Feuerer M, Jiang W, Holler PD, Satpathy A, Campbell C, Bogue M, Mathis D, Benoist C.
PNAS, 13 November 2007
FoxP3(+)CD4(+) regulatory T cells (Tregs) play a key role in the maintenance of peripheral self-tolerance, and it has been suggested that diabetes-susceptible nonobese diabetic (NOD) mice are defective in the generation and numbers of Tregs. We found thymic selection of Tregs to be under genetic control. Fetal thymic organ cultures on the NOD background required 3- to 10-fold more antigen than corresponding cultures on the B6 background for optimal induction of Tregs, but once the threshold for induction was reached the NOD background yielded close to 10-fold more Tregs. This increased selection of Tregs was also found in nontransgenic NOD mice in fetal through adult stages.
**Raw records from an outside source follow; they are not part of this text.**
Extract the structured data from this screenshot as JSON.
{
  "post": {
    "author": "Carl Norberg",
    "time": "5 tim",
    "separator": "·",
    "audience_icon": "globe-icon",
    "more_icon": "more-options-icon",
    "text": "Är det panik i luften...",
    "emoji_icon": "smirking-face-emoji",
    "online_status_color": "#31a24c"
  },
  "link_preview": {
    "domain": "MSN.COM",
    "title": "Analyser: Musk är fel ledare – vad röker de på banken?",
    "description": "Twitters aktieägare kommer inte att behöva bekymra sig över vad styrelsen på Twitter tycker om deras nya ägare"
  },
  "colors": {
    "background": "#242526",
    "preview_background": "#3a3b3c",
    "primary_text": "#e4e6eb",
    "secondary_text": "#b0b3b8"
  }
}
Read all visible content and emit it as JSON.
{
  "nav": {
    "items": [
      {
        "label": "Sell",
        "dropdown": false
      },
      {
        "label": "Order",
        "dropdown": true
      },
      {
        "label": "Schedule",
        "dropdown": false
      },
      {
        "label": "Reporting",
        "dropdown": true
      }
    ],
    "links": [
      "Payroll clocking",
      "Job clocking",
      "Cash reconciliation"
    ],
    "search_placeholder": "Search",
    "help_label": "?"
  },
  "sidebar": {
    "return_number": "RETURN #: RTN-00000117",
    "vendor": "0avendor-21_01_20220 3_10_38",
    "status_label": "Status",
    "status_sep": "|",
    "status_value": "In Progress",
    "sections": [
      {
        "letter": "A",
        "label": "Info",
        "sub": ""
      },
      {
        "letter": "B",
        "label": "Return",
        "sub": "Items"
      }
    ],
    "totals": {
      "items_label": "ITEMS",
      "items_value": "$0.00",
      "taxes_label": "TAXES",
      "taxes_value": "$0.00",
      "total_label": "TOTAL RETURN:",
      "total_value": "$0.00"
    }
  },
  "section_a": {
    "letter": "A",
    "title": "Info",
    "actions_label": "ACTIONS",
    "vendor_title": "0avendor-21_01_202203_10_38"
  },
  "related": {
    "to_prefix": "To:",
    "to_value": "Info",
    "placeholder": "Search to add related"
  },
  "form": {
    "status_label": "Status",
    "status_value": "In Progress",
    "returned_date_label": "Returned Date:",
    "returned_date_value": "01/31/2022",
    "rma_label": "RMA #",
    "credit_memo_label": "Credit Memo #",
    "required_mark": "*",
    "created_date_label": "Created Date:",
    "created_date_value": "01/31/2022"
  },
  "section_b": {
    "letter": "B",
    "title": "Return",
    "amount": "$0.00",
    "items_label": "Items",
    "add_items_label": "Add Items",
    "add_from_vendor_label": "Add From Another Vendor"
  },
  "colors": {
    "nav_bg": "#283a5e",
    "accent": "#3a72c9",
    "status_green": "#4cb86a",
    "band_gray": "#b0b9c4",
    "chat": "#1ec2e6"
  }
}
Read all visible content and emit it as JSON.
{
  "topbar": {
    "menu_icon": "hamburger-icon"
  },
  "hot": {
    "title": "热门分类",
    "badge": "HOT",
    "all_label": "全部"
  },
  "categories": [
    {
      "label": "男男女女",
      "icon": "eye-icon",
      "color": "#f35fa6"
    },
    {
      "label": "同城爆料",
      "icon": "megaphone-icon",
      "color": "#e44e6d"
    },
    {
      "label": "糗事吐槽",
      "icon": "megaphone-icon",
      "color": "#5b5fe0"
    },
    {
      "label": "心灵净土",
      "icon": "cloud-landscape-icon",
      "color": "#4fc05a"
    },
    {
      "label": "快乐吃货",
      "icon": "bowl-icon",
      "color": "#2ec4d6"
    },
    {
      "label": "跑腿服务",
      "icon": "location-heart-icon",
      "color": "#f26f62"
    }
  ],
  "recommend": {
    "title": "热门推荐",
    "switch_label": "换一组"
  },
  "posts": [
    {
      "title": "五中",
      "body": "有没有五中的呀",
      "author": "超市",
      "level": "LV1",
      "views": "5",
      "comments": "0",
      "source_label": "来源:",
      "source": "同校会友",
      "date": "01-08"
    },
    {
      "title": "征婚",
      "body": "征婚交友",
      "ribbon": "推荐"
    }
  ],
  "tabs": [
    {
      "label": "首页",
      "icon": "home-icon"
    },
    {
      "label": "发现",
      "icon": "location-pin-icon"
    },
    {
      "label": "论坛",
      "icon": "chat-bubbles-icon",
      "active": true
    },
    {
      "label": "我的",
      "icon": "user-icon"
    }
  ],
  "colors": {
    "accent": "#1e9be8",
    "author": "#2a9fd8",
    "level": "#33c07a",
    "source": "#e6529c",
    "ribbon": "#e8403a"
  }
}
This trait did not map to the MHC, idd3, or the chromosome 3 (Chr3) regions that control clonal deletion, but mainly to two regions on Chr1 and Chr11. Thus, NOD mice do not have a global defect in the generation or maintenance of Tregs; if anything, they show the opposite.